Empathy: Where does yours come from & how do you use it?

empathy: noun. The ability to understand and share the feelings of another.*

I recently came across a piece on empathy by Chad Fowler. Chad's point is how the most successful people are highly empathetic. I agree with this, and I do tend I think of myself as an empathetic person. Specifically, I think empathy is an essential for those who create experiences with technology. Fortunately, it's a skill you can practice and learn.

Sympathy is sometimes confused with empathy, which is the ability of parties to relate due to mutual experience. Sympathy lacks the requirement of having this shared experience. For instance, I never in my life have broken a bone, but I can sympathize, offering comfort to someone who has. I actually find it easier however to empathize with others, putting myself in their shoes to feel their pain by projecting unto them my own experiences as reference.

That feeling when something new half-works

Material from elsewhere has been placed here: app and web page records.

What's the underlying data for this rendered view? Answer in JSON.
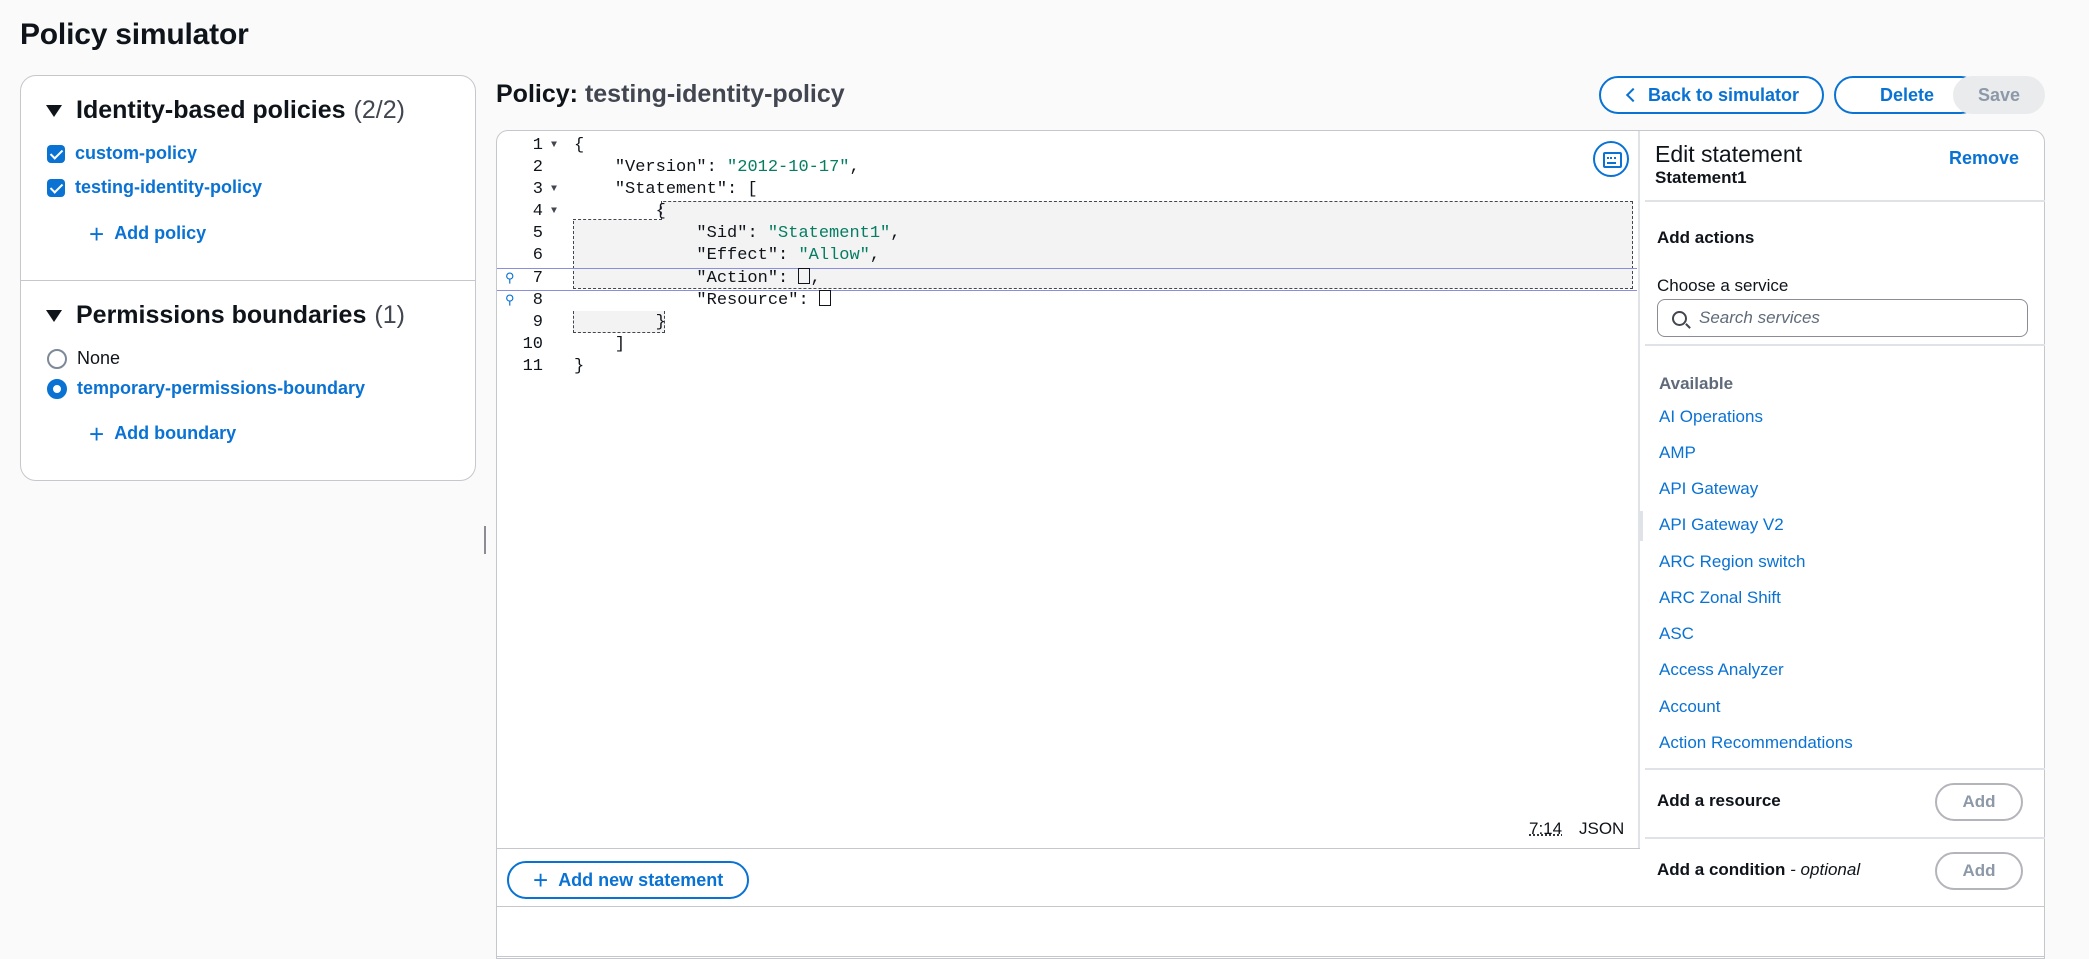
{
  "page": {
    "title": "Policy simulator"
  },
  "identity_policies": {
    "title": "Identity-based policies",
    "count": "(2/2)",
    "items": [
      {
        "label": "custom-policy",
        "checked": true
      },
      {
        "label": "testing-identity-policy",
        "checked": true
      }
    ],
    "add_label": "Add policy"
  },
  "boundaries": {
    "title": "Permissions boundaries",
    "count": "(1)",
    "options": [
      {
        "label": "None",
        "selected": false
      },
      {
        "label": "temporary-permissions-boundary",
        "selected": true
      }
    ],
    "add_label": "Add boundary"
  },
  "policy": {
    "prefix": "Policy:",
    "name": "testing-identity-policy",
    "back_label": "Back to simulator",
    "delete_label": "Delete",
    "save_label": "Save"
  },
  "editor": {
    "lines": [
      {
        "n": "1",
        "fold": true
      },
      {
        "n": "2"
      },
      {
        "n": "3",
        "fold": true
      },
      {
        "n": "4",
        "fold": true
      },
      {
        "n": "5"
      },
      {
        "n": "6"
      },
      {
        "n": "7",
        "hint": true
      },
      {
        "n": "8",
        "hint": true
      },
      {
        "n": "9"
      },
      {
        "n": "10"
      },
      {
        "n": "11"
      }
    ],
    "code": {
      "l1": "{",
      "l2_key": "\"Version\"",
      "l2_val": "\"2012-10-17\"",
      "l3_key": "\"Statement\"",
      "l3_rest": ": [",
      "l4": "{",
      "l5_key": "\"Sid\"",
      "l5_val": "\"Statement1\"",
      "l6_key": "\"Effect\"",
      "l6_val": "\"Allow\"",
      "l7_key": "\"Action\"",
      "l8_key": "\"Resource\"",
      "l9": "}",
      "l10": "]",
      "l11": "}"
    },
    "cursor_position": "7:14",
    "language": "JSON",
    "add_statement_label": "Add new statement"
  },
  "side_panel": {
    "title": "Edit statement",
    "statement_id": "Statement1",
    "remove_label": "Remove",
    "add_actions_label": "Add actions",
    "choose_service_label": "Choose a service",
    "search_placeholder": "Search services",
    "available_label": "Available",
    "services": [
      "AI Operations",
      "AMP",
      "API Gateway",
      "API Gateway V2",
      "ARC Region switch",
      "ARC Zonal Shift",
      "ASC",
      "Access Analyzer",
      "Account",
      "Action Recommendations"
    ],
    "add_resource_label": "Add a resource",
    "add_condition_label": "Add a condition",
    "add_condition_optional": "- optional",
    "add_button_label": "Add"
  },
  "colors": {
    "link": "#0972d3",
    "string": "#067d62",
    "text": "#0f141a"
  }
}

I'm a power user and I know it. When I find a new product or service useful enough to spend time digging into, I won't stop digging until I've submitted several bug reports and feature requests to its creator. Even then, I usually don't stop there.

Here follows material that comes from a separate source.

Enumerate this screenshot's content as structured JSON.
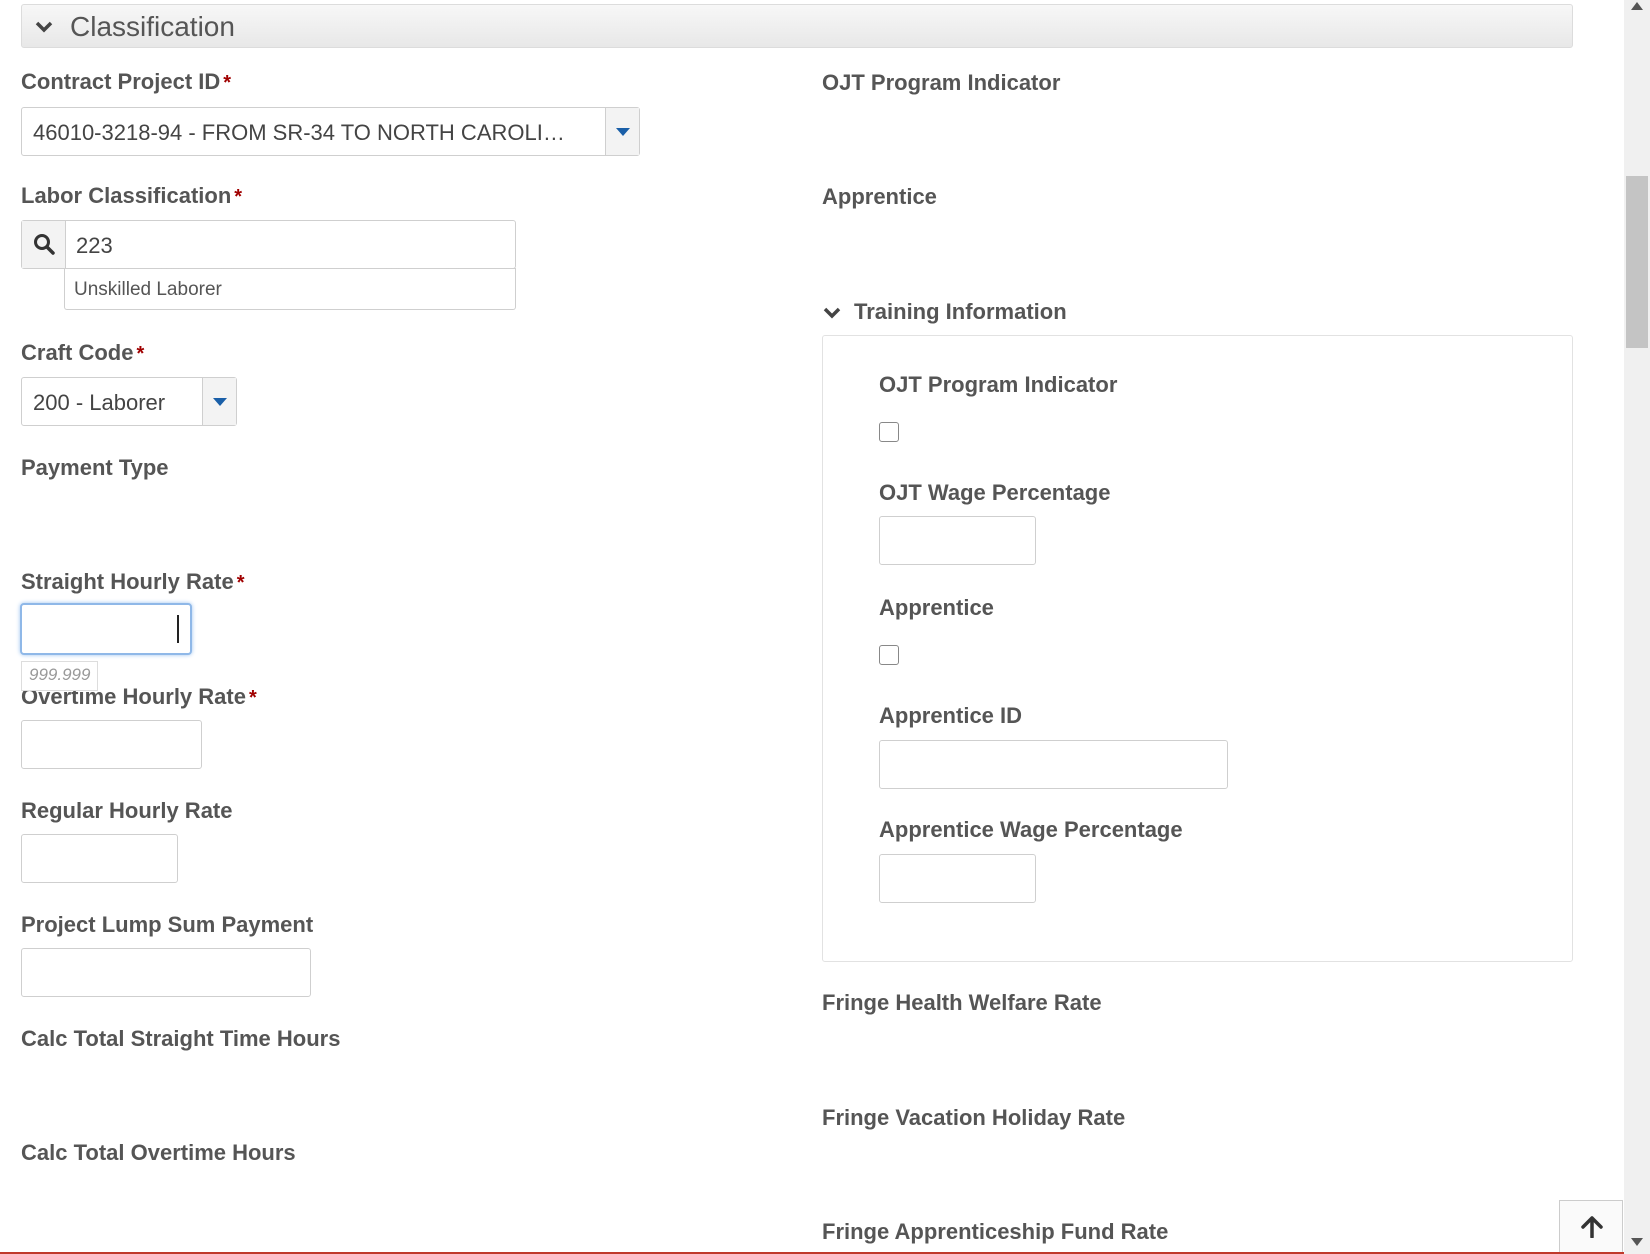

I've had Google Glass since the beginning of January, so about 5 or 6 weeks as of this writing. I'm currently taking an intentional break from it while my new frames are off at the lab to have my prescription put in, so I'm using this time to think back on my digging. For how polished it is and how much buzz the wearables category is generating lately, much has been written of how Glass is still a very novel, raw concept. My use corroborates this, and I keep a running list of *almost* every idea, bug, and "nice-to-have" I come across. That simple task--keeping a list--is so common to all peoples and technologies, yet it's one of the most complicated challenges we encounter in this connected, multi-device world.

Hello again, World!

It’s been years since I blogged. Frankly, my writing has had little focus or purpose over the years, perhaps with the exception of my most recent and now defunct foray, Across the Line, which covered the intersection of music & technology for several months in 2010. As good as parts of it were, even it lacked the kind of truth and honesty I now seek. I believe my time away from writing has helped me break those habits. Secondly, I’ve always felt an intimidation factor that comes with any blog I wrote. The time to write for and maintain it being the most evident. Apparently this problem isn’t unique to me, hence why platforms like Medium and Tumblr exist.

And so, here I am starting to write again. I promise what I write here will always have a focus, a single, running thread: to act as a chronicle of my experiments with technology.

Over the past year, I’ve experimented with integrating technology into my daily life in more in more ways than I can count. I owned and sold a Pebble smartwatch. I backed the Bike Spike on Kickstarter. I tried every which way possible to get my music library onto my Sonos. I got addicted to dictating notes and reminders to Siri. And I changed smartphones so many times I started a single-purpose site, as a joke so my friends could keep track. #firstworldproblems indeed.

Still, I often try my hardest to remind myself we live in an insanely challenging yet amazing time. Billions of people will have their first experience with the internet in places never wired for telephones. Some children born today will do “homework” at school and watch recorded lectures at home. Entire segments of economies, both developed and developing, will bloom from backing provided directly by individual patrons (I’m looking at you, Kickstarter and Kiva).

The technologies we create and the habits we engender around them have the power to change the world around us in ways we may never come to understand. My writing here serves as a chronicle of my own personal attempts at understanding it.